In State Street, the CAFC required only that a claimed invention provide a ‘useful, concrete and tangible result’. True, "a...process is surely patent-eligible under § 101 if: (1) it is tied to a particular machine or apparatus, or (2) it transforms a particular article into a different state or thing." In Bilski however, the CAFC for the first time stated these two alternatives not as indicators, but as the exclusive 'machine-or-transformation' requirements for business method patentability.
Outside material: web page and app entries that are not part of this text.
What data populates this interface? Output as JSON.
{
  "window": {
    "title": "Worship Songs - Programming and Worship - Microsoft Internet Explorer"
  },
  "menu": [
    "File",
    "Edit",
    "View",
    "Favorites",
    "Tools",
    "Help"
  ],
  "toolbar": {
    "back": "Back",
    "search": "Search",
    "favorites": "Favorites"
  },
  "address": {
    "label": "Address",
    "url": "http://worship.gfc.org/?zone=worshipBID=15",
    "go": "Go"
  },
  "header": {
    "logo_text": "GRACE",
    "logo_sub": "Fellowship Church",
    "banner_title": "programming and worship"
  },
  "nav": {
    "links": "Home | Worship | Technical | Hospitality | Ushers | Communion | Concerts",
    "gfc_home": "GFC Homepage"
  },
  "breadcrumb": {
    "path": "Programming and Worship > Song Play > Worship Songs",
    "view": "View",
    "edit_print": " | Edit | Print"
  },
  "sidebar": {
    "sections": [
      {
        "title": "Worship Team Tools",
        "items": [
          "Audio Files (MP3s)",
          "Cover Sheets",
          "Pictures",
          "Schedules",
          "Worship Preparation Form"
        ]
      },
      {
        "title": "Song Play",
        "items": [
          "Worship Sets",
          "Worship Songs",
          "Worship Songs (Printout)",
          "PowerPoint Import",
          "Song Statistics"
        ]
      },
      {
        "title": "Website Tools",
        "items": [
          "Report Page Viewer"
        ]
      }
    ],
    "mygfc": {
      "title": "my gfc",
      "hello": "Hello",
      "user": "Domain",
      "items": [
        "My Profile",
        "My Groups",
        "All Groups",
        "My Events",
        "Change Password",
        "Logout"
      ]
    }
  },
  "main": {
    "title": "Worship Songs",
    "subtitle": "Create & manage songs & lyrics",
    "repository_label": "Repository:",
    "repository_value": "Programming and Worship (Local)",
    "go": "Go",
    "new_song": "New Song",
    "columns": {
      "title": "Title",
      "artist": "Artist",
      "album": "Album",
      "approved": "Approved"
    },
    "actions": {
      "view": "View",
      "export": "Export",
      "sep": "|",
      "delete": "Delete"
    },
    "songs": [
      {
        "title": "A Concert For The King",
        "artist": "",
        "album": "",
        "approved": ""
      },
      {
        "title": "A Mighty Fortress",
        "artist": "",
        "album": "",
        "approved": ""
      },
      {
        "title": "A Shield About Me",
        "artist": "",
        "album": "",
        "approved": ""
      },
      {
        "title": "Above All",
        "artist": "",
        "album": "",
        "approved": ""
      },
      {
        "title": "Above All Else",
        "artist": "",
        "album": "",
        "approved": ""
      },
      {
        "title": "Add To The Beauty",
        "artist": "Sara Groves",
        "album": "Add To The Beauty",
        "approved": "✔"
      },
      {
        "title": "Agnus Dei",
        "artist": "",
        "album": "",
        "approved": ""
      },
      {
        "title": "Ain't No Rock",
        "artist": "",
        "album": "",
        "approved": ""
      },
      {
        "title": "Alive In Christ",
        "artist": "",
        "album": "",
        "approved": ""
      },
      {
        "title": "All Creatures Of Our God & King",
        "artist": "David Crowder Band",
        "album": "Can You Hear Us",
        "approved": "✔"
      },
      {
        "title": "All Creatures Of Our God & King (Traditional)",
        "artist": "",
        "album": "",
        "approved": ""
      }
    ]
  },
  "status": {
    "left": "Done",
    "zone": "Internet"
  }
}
Almost immediately, the U.S. Patent and Trademark Office (USPTO) began rejecting, based on Bilski, numerous computer-implemented processes that are not 'business methods'. Why? Apparently, in the eyes of the USPTO, a 'particular machine or apparatus' does not include general purpose machines (e.g. computers and processors) if they are not specially configured for the claimed process.
Until the Supreme Court rules, business method patents remain vulnerable to invalidity challenges, and many pending process patents face a new and formidable obstacle to allowance. Key questions remain. How much 'transformation' is sufficient? What constitutes a 'particular machine'? For now, to avoid losing rights due to the holdings in Bilski and their implementation by the USPTO, applicants must pay to keep their applications alive pending Supreme Court action.
Our predictions? The Supreme Court will reject the rigid and exclusive new 'machine-or-transformation' rule, while reciting and renewing precedent already fat with patentability indicators. Bilski will be remanded to the CAFC, where the applicants will ultimately lose as they should have, for claiming an overly broad and abstract idea. Ultimately, we believe the validity of already granted business method patents will be left to case-by-case evaluation through litigation, with the apple cart remaining happily upright and rolling down a well trodden road.